**Try it**
Please tally how many lines of the material below include the word "JSON", giving only the number.

Segment Open

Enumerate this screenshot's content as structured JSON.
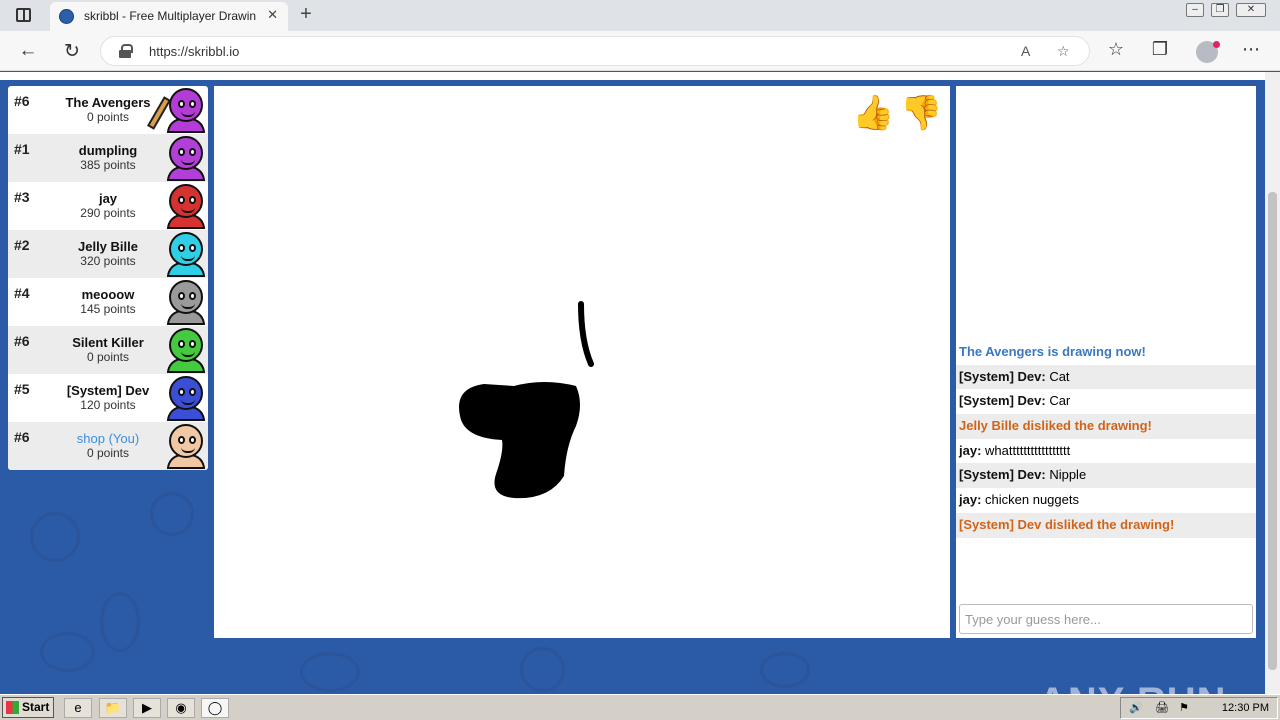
{
  "browser": {
    "tab_title": "skribbl - Free Multiplayer Drawing",
    "tab_close": "✕",
    "new_tab": "+",
    "url": "https://skribbl.io",
    "read_aloud": "A",
    "window_controls": [
      "–",
      "❐",
      "✕"
    ]
  },
  "game": {
    "word_hint": "_______ ______",
    "players": [
      {
        "rank": "#6",
        "name": "The Avengers",
        "points": "0 points",
        "color": "#b33cd6",
        "drawing": true,
        "you": false
      },
      {
        "rank": "#1",
        "name": "dumpling",
        "points": "385 points",
        "color": "#b23fd8",
        "drawing": false,
        "you": false
      },
      {
        "rank": "#3",
        "name": "jay",
        "points": "290 points",
        "color": "#d63232",
        "drawing": false,
        "you": false
      },
      {
        "rank": "#2",
        "name": "Jelly Bille",
        "points": "320 points",
        "color": "#2fd0e6",
        "drawing": false,
        "you": false
      },
      {
        "rank": "#4",
        "name": "meooow",
        "points": "145 points",
        "color": "#9a9a9a",
        "drawing": false,
        "you": false
      },
      {
        "rank": "#6",
        "name": "Silent Killer",
        "points": "0 points",
        "color": "#45c93e",
        "drawing": false,
        "you": false
      },
      {
        "rank": "#5",
        "name": "[System] Dev",
        "points": "120 points",
        "color": "#3a4fd6",
        "drawing": false,
        "you": false
      },
      {
        "rank": "#6",
        "name": "shop (You)",
        "points": "0 points",
        "color": "#f1c8a3",
        "drawing": false,
        "you": true
      }
    ],
    "like_icon": "thumbs-up-icon",
    "dislike_icon": "thumbs-down-icon"
  },
  "chat": {
    "messages": [
      {
        "type": "system-blue",
        "text": "The Avengers is drawing now!"
      },
      {
        "type": "chat",
        "author": "[System] Dev:",
        "text": " Cat"
      },
      {
        "type": "chat",
        "author": "[System] Dev:",
        "text": " Car"
      },
      {
        "type": "system-orange",
        "text": "Jelly Bille disliked the drawing!"
      },
      {
        "type": "chat",
        "author": "jay:",
        "text": " whattttttttttttttttt"
      },
      {
        "type": "chat",
        "author": "[System] Dev:",
        "text": " Nipple"
      },
      {
        "type": "chat",
        "author": "jay:",
        "text": " chicken nuggets"
      },
      {
        "type": "system-orange",
        "text": "[System] Dev disliked the drawing!"
      }
    ],
    "input_placeholder": "Type your guess here..."
  },
  "watermark": "ANY RUN",
  "taskbar": {
    "start_label": "Start",
    "clock": "12:30 PM"
  }
}
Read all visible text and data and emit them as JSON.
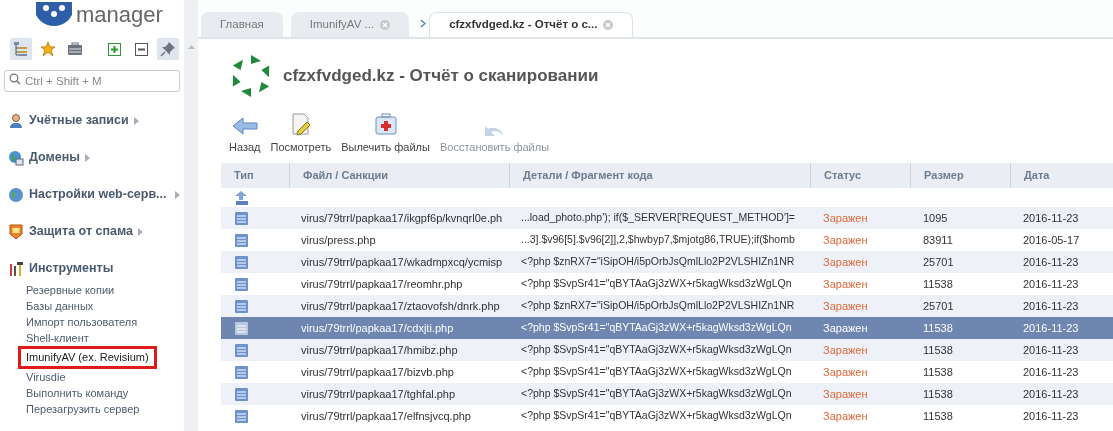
{
  "logo": {
    "text": "manager"
  },
  "sidebar": {
    "tools": [
      {
        "kind": "tree",
        "selected": true
      },
      {
        "kind": "star",
        "selected": false
      },
      {
        "kind": "briefcase",
        "selected": false
      },
      {
        "kind": "expand",
        "selected": false
      },
      {
        "kind": "collapse",
        "selected": false
      },
      {
        "kind": "pin",
        "selected": true
      }
    ],
    "search": {
      "placeholder": "Ctrl + Shift + M"
    },
    "groups": [
      {
        "kind": "users",
        "label": "Учётные записи",
        "expanded": false
      },
      {
        "kind": "globe",
        "label": "Домены",
        "expanded": false
      },
      {
        "kind": "web",
        "label": "Настройки web-серв...",
        "expanded": false
      },
      {
        "kind": "shield",
        "label": "Защита от спама",
        "expanded": false
      },
      {
        "kind": "tools",
        "label": "Инструменты",
        "expanded": true,
        "items": [
          {
            "label": "Резервные копии",
            "highlighted": false
          },
          {
            "label": "Базы данных",
            "highlighted": false
          },
          {
            "label": "Импорт пользователя",
            "highlighted": false
          },
          {
            "label": "Shell-клиент",
            "highlighted": false
          },
          {
            "label": "ImunifyAV (ex. Revisium)",
            "highlighted": true
          },
          {
            "label": "Virusdie",
            "highlighted": false
          },
          {
            "label": "Выполнить команду",
            "highlighted": false
          },
          {
            "label": "Перезагрузить сервер",
            "highlighted": false
          }
        ]
      }
    ]
  },
  "tabs": [
    {
      "label": "Главная",
      "selected": false,
      "closable": false
    },
    {
      "label": "ImunifyAV ...",
      "selected": false,
      "closable": true
    },
    {
      "label": "cfzxfvdged.kz - Отчёт о с...",
      "selected": true,
      "closable": true
    }
  ],
  "page_title": "cfzxfvdged.kz - Отчёт о сканировании",
  "toolbar": [
    {
      "kind": "back",
      "label": "Назад",
      "disabled": false
    },
    {
      "kind": "view",
      "label": "Посмотреть",
      "disabled": false
    },
    {
      "kind": "heal",
      "label": "Вылечить файлы",
      "disabled": false
    },
    {
      "kind": "restore",
      "label": "Восстановить файлы",
      "disabled": true
    }
  ],
  "table": {
    "columns": [
      "Тип",
      "Файл / Санкции",
      "Детали / Фрагмент кода",
      "Статус",
      "Размер",
      "Дата"
    ],
    "rows": [
      {
        "kind": "up",
        "selected": false
      },
      {
        "kind": "file",
        "selected": false,
        "file": "virus/79trrl/papkaa17/ikgpf6p/kvnqrl0e.ph",
        "details": "...load_photo.php'); if($_SERVER['REQUEST_METHOD']=",
        "status": "Заражен",
        "size": "1095",
        "date": "2016-11-23"
      },
      {
        "kind": "file",
        "selected": false,
        "file": "virus/press.php",
        "details": "...3].$v96[5].$v96[2]],2,$hwbyp7,$mjotg86,TRUE);if($homb",
        "status": "Заражен",
        "size": "83911",
        "date": "2016-05-17"
      },
      {
        "kind": "file",
        "selected": false,
        "file": "virus/79trrl/papkaa17/wkadmpxcq/ycmisp",
        "details": "<?php $znRX7=\"iSipOH/i5pOrbJsQmlLlo2P2VLSHIZn1NR",
        "status": "Заражен",
        "size": "25701",
        "date": "2016-11-23"
      },
      {
        "kind": "file",
        "selected": false,
        "file": "virus/79trrl/papkaa17/reomhr.php",
        "details": "<?php $SvpSr41=\"qBYTAaGj3zWX+r5kagWksd3zWgLQn",
        "status": "Заражен",
        "size": "11538",
        "date": "2016-11-23"
      },
      {
        "kind": "file",
        "selected": false,
        "file": "virus/79trrl/papkaa17/ztaovofsh/dnrk.php",
        "details": "<?php $znRX7=\"iSipOH/i5pOrbJsQmlLlo2P2VLSHIZn1NR",
        "status": "Заражен",
        "size": "25701",
        "date": "2016-11-23"
      },
      {
        "kind": "file",
        "selected": true,
        "file": "virus/79trrl/papkaa17/cdxjti.php",
        "details": "<?php $SvpSr41=\"qBYTAaGj3zWX+r5kagWksd3zWgLQn",
        "status": "Заражен",
        "size": "11538",
        "date": "2016-11-23"
      },
      {
        "kind": "file",
        "selected": false,
        "file": "virus/79trrl/papkaa17/hmibz.php",
        "details": "<?php $SvpSr41=\"qBYTAaGj3zWX+r5kagWksd3zWgLQn",
        "status": "Заражен",
        "size": "11538",
        "date": "2016-11-23"
      },
      {
        "kind": "file",
        "selected": false,
        "file": "virus/79trrl/papkaa17/bizvb.php",
        "details": "<?php $SvpSr41=\"qBYTAaGj3zWX+r5kagWksd3zWgLQn",
        "status": "Заражен",
        "size": "11538",
        "date": "2016-11-23"
      },
      {
        "kind": "file",
        "selected": false,
        "file": "virus/79trrl/papkaa17/tghfal.php",
        "details": "<?php $SvpSr41=\"qBYTAaGj3zWX+r5kagWksd3zWgLQn",
        "status": "Заражен",
        "size": "11538",
        "date": "2016-11-23"
      },
      {
        "kind": "file",
        "selected": false,
        "file": "virus/79trrl/papkaa17/elfnsjvcq.php",
        "details": "<?php $SvpSr41=\"qBYTAaGj3zWX+r5kagWksd3zWgLQn",
        "status": "Заражен",
        "size": "11538",
        "date": "2016-11-23"
      }
    ]
  }
}
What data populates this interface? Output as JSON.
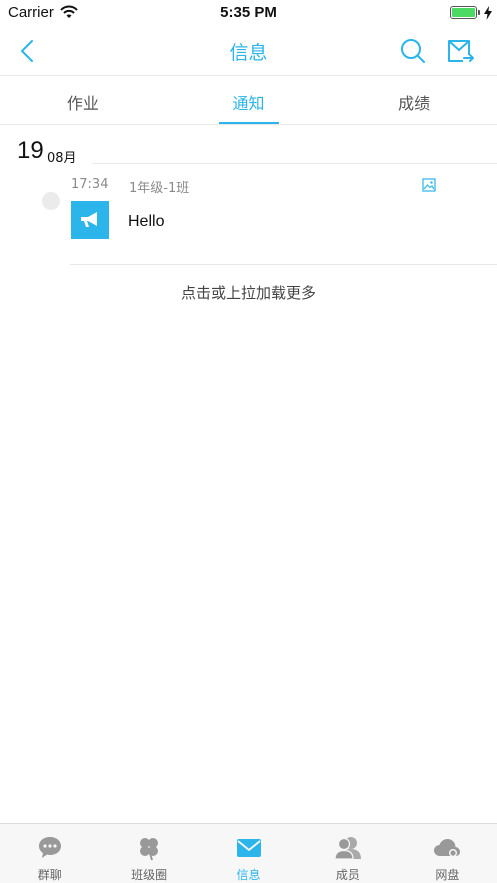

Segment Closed

**Response**
3